McConathy and his future producer/cowriter Dave Pahanish, who has helped pen No. 1 Billboard country singles for the likes of Toby Keith, Keith Urban, and Jimmy Wayne, didn’t know each other until a mutual connection put them together. In January 2021, McConathy initially planned to celebrate the 90th birthday of his grandmother, Bettye McConathy, with other family members in Nashville. He was looking to line up a show of his own so they could see him perform as part of the weekend’s festivities.
Seeking assistance, he turned to his agent Derek Smith, a former drummer whose suggestion was an old friend from their high school punk band days in McMurray, Pennsylvania — Pahanish.

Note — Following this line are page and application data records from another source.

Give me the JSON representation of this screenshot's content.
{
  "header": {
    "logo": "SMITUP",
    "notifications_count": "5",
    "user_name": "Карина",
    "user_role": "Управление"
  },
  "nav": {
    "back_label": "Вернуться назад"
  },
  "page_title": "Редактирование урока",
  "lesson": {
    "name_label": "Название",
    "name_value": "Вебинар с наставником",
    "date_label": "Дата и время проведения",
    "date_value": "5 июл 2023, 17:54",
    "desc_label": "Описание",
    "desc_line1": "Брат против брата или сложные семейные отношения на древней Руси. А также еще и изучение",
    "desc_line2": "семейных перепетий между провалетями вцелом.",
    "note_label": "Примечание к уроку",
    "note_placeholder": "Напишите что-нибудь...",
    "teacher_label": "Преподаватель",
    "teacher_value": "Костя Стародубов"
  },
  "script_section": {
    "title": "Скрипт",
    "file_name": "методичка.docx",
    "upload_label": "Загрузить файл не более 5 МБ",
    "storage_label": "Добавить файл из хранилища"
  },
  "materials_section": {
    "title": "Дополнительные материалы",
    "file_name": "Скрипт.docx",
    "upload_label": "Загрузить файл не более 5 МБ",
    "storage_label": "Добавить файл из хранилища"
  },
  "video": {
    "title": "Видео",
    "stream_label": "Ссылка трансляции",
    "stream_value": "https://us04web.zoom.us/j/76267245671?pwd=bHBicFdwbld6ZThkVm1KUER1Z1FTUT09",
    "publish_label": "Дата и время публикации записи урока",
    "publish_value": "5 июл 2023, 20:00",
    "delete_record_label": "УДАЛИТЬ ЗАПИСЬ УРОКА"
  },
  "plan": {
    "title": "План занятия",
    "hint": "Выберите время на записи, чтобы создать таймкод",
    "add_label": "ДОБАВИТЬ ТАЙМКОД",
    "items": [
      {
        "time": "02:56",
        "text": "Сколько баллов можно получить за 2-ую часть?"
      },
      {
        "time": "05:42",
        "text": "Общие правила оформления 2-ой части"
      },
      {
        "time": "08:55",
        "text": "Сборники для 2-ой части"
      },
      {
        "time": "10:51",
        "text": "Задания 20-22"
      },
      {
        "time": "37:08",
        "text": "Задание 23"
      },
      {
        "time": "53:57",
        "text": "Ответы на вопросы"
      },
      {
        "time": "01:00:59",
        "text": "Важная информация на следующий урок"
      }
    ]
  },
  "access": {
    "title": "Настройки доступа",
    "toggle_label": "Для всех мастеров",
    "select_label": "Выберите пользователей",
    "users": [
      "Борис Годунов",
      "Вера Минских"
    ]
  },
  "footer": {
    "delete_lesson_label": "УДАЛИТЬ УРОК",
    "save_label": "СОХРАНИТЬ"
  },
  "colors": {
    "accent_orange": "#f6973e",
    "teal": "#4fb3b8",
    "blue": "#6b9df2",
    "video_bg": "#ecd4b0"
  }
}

After the omicron variant interrupted those birthday plans, Pahanish made up for the failed attempt by presenting McConathy with a songwriting session at his home in Lebanon, Tennessee, a short drive from Nashville.
Their partnership yielded results the first time they got together last June to write “Falling Stars.” The moving song about fallout from “living fast, dying hard” was completed “in maybe two hours, maybe less,” according to McConathy.
Pahanish agreed to produce, engineer and mix the album at his Panfish Studios, describing it as “a really trippy, psychedelic barn” on his property. McConathy supplied his brawny baritone voice that has drawn comparisons to Eddie Vedder. He also discovered“a phenomenal musician” in Pahanish, who played acoustic guitar, bass, mellotron and percussion.
They ultimately shared songwriting credits on all 10 tracks, with The String Cheese Incident’s Keith Moseley (“Never Say
Goodbye”), and Leftover Salmon’s Vince Herman (“100 Proof”) assisting on one track each.
McConathy contends the final product is “our best yet,” adding, “the songs are reasonably more of an honest representation of me as a songwriter. … And I think Dave’s production style is great.”
Featured guest artists include American Aquarium’s Neil Jones (who excels throughout on pedal steel), international banjo
champion Kyle Tuttle (Molly Tuttle & Golden Highway) and Lindsay Lou (backing vocals) on “Forever Highway,” fiddler Jason Carter (Del McCoury Band) on “Dark Times,” and Herman’s son Silas on mandolin for three songs. Among the Drunken Hearts musicians contributing were Alex Johnson (drums), James Dumm (electric guitar) and Tyler Adams (keys/organ).
The lyrics might dig deepest on “Good Graces,” McConathy’s redemption song that serves as a painful reminder of October 25, 2014, when Welles died a few days after he fired him.
“We were very, very, very close friends,” offers McConathy, who still can’t comprehend that senseless tragedy. “[Teddy] didn’t necessarily have the drive, or the need, to make music his life. … I think about him every day, as well as several others we have lost along the way, almost every time I pick up the guitar.”
While vowing to make music “my real profession” from that point, McConathy admits, “That part of it certainly has been a struggle.”
“The Bright” is another song written “specifically about people in my life that I’ve lost.” It includes lyrics adapted from a sermon during his grandfather’s 2022 funeral in Shreveport, Louisiana, where McConathy was born. Admitting they weren’t “extremely close,” he still found a way to honor Milton Chapman (who passed due to complications from COVID), “a legendary physician and true hero,” with “The Bright,” opening with:
When the light is dim / And death’s by my side / To walk among the angels / And sing with the choir
— Lyrics from “The Bright”
“The Bright” obviously hits close to home for McConathy’s relatives, especially his mom, Tricia McConathy, who “cries every time she hears it now,” he divulges. Perhaps it’s fitting that the Comeback King of Drunken Hearts is finding peace, redemption, and resolution, firmly believing that once-tattered relationship with his grandfather is now blessed by the man who walks among the angels.